It’s usually sweltering hot in Singapore – the kind of heat that could cook an egg if you cracked it on the pavement. (I exaggerate, but you know what I mean) That doesn’t seem to stop our parents from determinedly layering us with jackets and sweaters every time we’re headed out.
Going to the cinema? Bring a jacket.
Going to the mall? Bring a jacket.
Going to school? Bring a jacket.
Going to East Coast Park? Okay, have fun! No wait, bring a jacket just in case.
Asian parents aren’t the best in openly showing affection - sputtering ‘I love you’ usually does nothing but raise goose bumps while making them choke a little.
Asian parents take a more subtle way in showing affection, like nagging at us to eat more during dinner or to bring a jacket everywhere we go.
It’s no surprise if we head to school with a heavier-than-usual backpack, only to find a jacket stuffed and hidden, or if we get dropped off by parents only to hear them shouting for us with car honks while a line up of cars impatiently wait behind as we run as fast as our legs can take us back to the car to retrieve the jacket we left behind.
And God forbid we ever feel cold outside when we don’t have a jacket on hand. Plus points if our parents reminded us to bring one. Bonus points if they’re with us when we so much as utter the sentence ‘It’s cold’. The air goes still and the animals flee - it’s a sign of impending doom.
I’m 23 years old and when I’m out and it gets cold, I can still hear my grandma’s voice in my head saying, ‘冷死了’ (Read: Freeze to death)
2. You were picked up from the dustbin
Used when: We ask where we came from
Loosely translated: Don’t make things awkward. Stop asking.
C’mon, we all wanted to know where babies came from. And parents have gotten so creative with their explanations:
1. The birds and the bees
2. The stork delivery
3. When Daddy loves mummy...
Asian parents have taken it a step further:
Where’d you come from? Dustbin. I picked you up. We wanted to return you but it was too late by then.
Bet it gave some of you high hopes that maybe your real parents were of royalty.
3. If you don’t behave yourself, the Karang Guni man will come and take you away.
Used when: A threat is needed for children to stop misbehaving.
Loosely translated: I’m so close to slipping some alcohol in your milk and knocking you out. ( Note: extremely loosely translated)
My parents never used this on me but I’ve heard relatives and strangers use it on their children so many times.
The Karang Guni man ( Read: Rag and Bone Man) drives by estates every once in a while. You’d know when he was passing by because you’d hear the noisy engine of an old lorry accompanied by honks.
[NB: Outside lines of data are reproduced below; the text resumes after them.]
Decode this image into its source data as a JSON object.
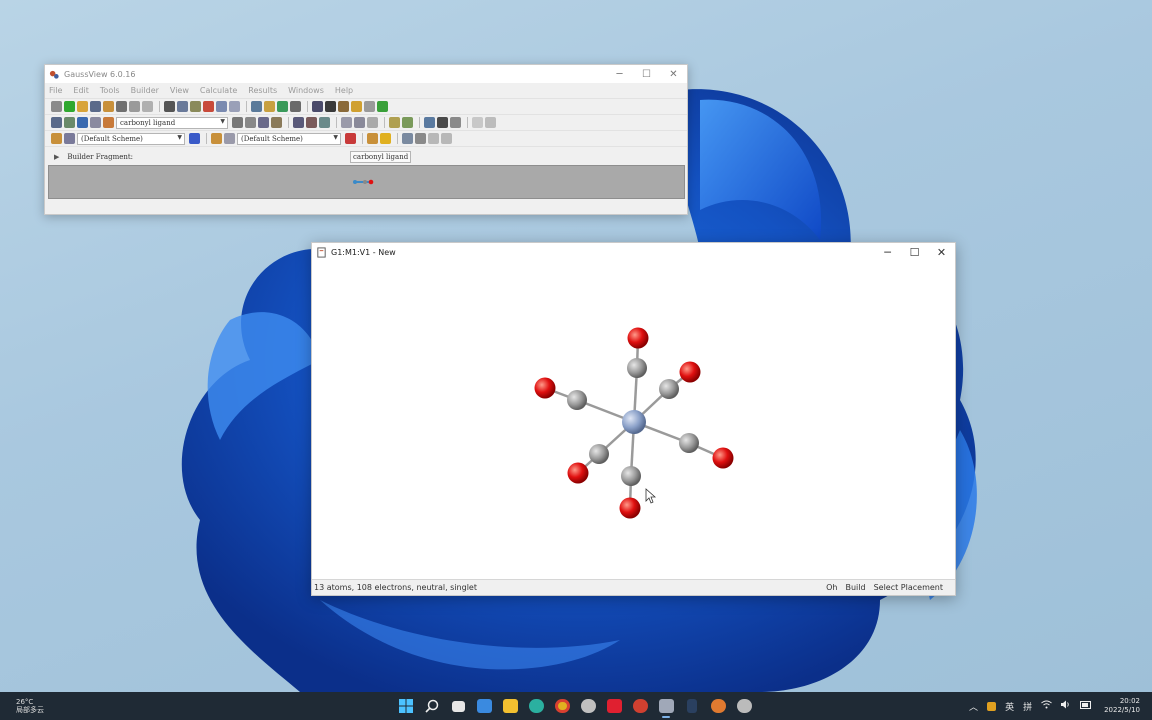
{
  "main_window": {
    "title": "GaussView 6.0.16",
    "menu": [
      "File",
      "Edit",
      "Tools",
      "Builder",
      "View",
      "Calculate",
      "Results",
      "Windows",
      "Help"
    ],
    "fragment_combo": "carbonyl ligand",
    "scheme_combo_1": "(Default Scheme)",
    "scheme_combo_2": "(Default Scheme)",
    "builder_label": "Builder Fragment:",
    "builder_fragment": "carbonyl ligand"
  },
  "view_window": {
    "title": "G1:M1:V1 - New",
    "status_left": "13 atoms, 108 electrons, neutral, singlet",
    "point_group": "Oh",
    "mode": "Build",
    "action": "Select Placement"
  },
  "molecule": {
    "atoms_center": "metal",
    "colors": {
      "metal": "#8aa0c8",
      "carbon": "#9a9a9a",
      "oxygen": "#e01010"
    }
  },
  "taskbar": {
    "weather_temp": "26°C",
    "weather_desc": "局部多云",
    "ime_1": "英",
    "ime_2": "拼",
    "time": "20:02",
    "date": "2022/5/10"
  },
  "icons": {
    "window_minimize": "─",
    "window_maximize": "☐",
    "window_close": "✕"
  }
}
Sort of like, grumble grumble beep beep grumble grumble. (Obviously, I’m not the best in describing sounds.) Helpers who had stuff to get rid of would usually run out of the house to flag the Karang Guni man down. He’d take in and pay you for almost anything from newspapers to computers. Sounds fantastic, right?
So I never understood that threat. Hell, if the rag and bone man took me to his place, I’d be so happy because I’d get to play with all the weird stuff he’s bringing back as part of his day’s haul.
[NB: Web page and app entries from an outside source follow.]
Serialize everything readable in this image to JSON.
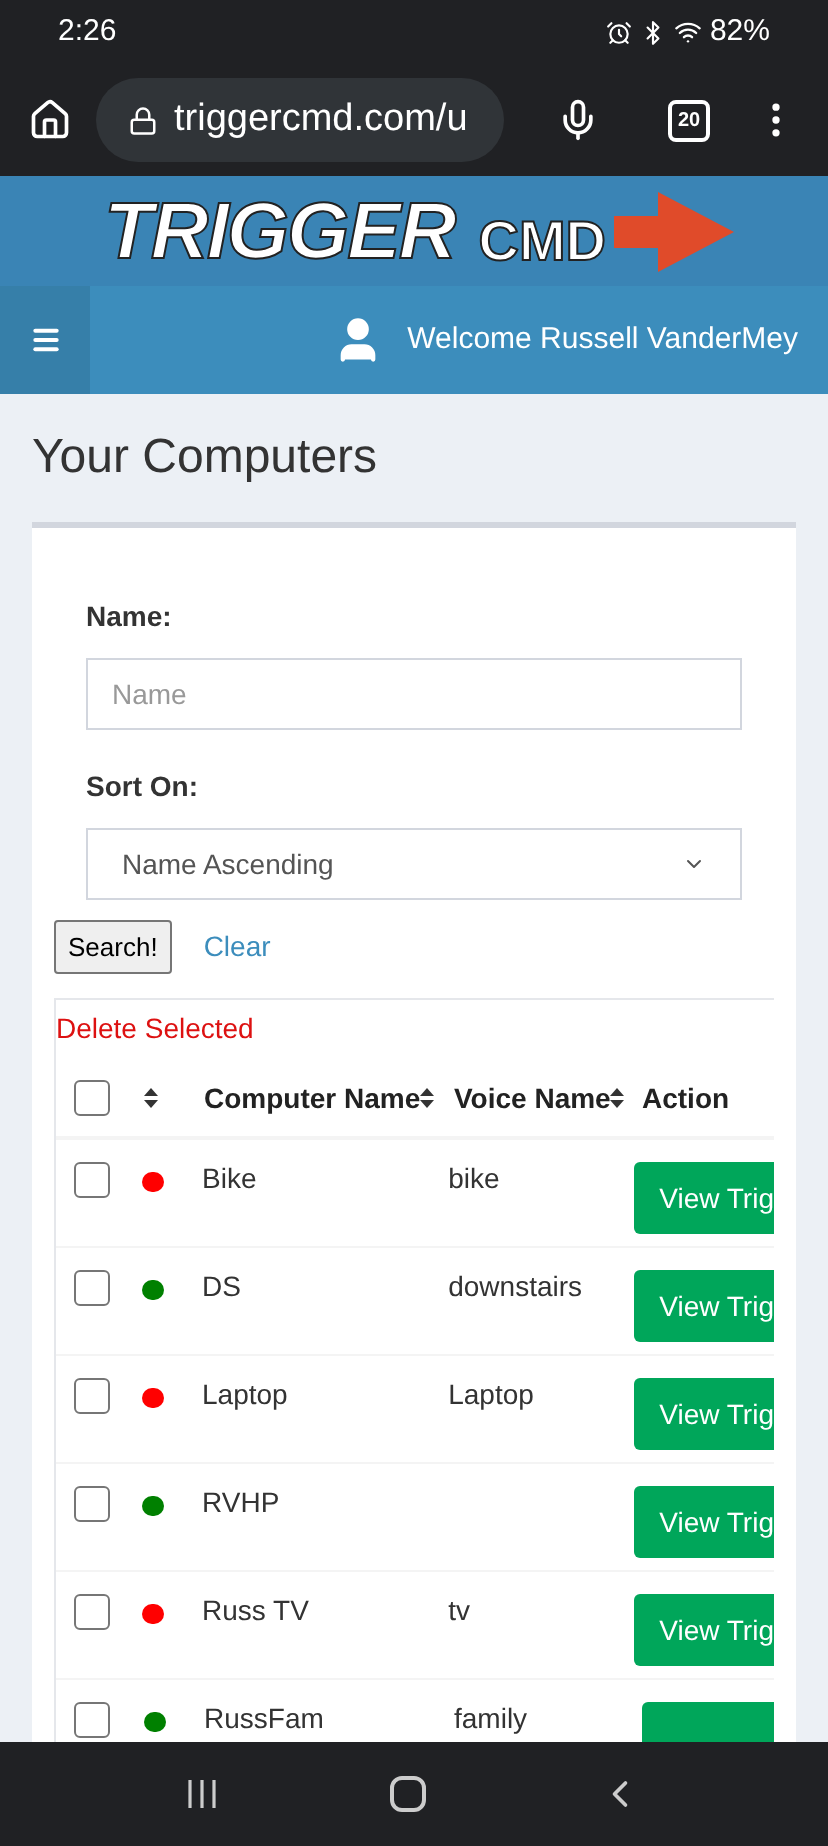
{
  "status_bar": {
    "time": "2:26",
    "battery": "82%"
  },
  "browser": {
    "url": "triggercmd.com/u",
    "tab_count": "20"
  },
  "logo": {
    "word1": "TRIGGER",
    "word2": "CMD"
  },
  "nav": {
    "welcome": "Welcome Russell VanderMey"
  },
  "page_title": "Your Computers",
  "filter": {
    "name_label": "Name:",
    "name_placeholder": "Name",
    "sort_label": "Sort On:",
    "sort_value": "Name Ascending",
    "search_button": "Search!",
    "clear_link": "Clear"
  },
  "delete_selected": "Delete Selected",
  "table": {
    "columns": [
      "Computer Name",
      "Voice Name",
      "Action"
    ],
    "all_checked": false,
    "rows": [
      {
        "checked": false,
        "color": "#ff0000",
        "name": "Bike",
        "voice": "bike",
        "action": "View Trig"
      },
      {
        "checked": false,
        "color": "#008000",
        "name": "DS",
        "voice": "downstairs",
        "action": "View Trig"
      },
      {
        "checked": false,
        "color": "#ff0000",
        "name": "Laptop",
        "voice": "Laptop",
        "action": "View Trig"
      },
      {
        "checked": false,
        "color": "#008000",
        "name": "RVHP",
        "voice": "",
        "action": "View Trig"
      },
      {
        "checked": false,
        "color": "#ff0000",
        "name": "Russ TV",
        "voice": "tv",
        "action": "View Trig"
      },
      {
        "checked": false,
        "color": "#008000",
        "name": "RussFam",
        "voice": "family"
      }
    ]
  }
}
But other kids, wow, you should see how wide their eyes open and how quiet they get after the Karang Guni man threat is issued.
4. I’m going to go home and use the cane.
Used when: Parents are mad. Abort mission.
Loosely translated: Somebody is going to have a swell of a time later on.
If you didn’t grow up with a cane, you didn’t grow up with Asian parents.
There were also other forms of punishments:
1. Kneeling on an abacus set (ouch)
2. Staring at the wall for an hour
3. Standing in the dark storeroom
The cane also came in different forms:
1. Back scratcher ( My parents loved this one)
2. Feather duster
3. Rattan cane
5. The palm of their hands
Asian parents love using the cane so much that we actually have some games for this.
1. Hide and Seek: Cane edition.
It’s about how creative we can get with hiding all the canes in the house, and how good our parents are at searching for them.
2. Guess the number – Underwear edition
This one involves putting on a multiple layers of underwear each time we’re about to get caned, and how good our parents are at spotting our swell our buttocks already look and how many layers we can get on without raising suspicion.
3. Guinness World Record – Crying to gain sympathy
This one’s all about how pathetic we can look in front of our cane-wielding parents and tugging at their heartstrings so that hopefully, they’d let us off with just a warning.
4. Catching – Cane edition
It’s all about our fitness levels in this one. 10 rounds about the dinner table, 3 tours of the entire house – upstairs and downstairs – and sometimes with a little bit of hiding in the storeroom or under the bed.
So if our parents managed to find the cane (Game 1) and grab a hold on us (Game 4) while exposing the many layers of underwear (Game 2) all the while remaining steadfast in their mission of caning us despite our pathetic crying (Game 3), then I guess they can cane us.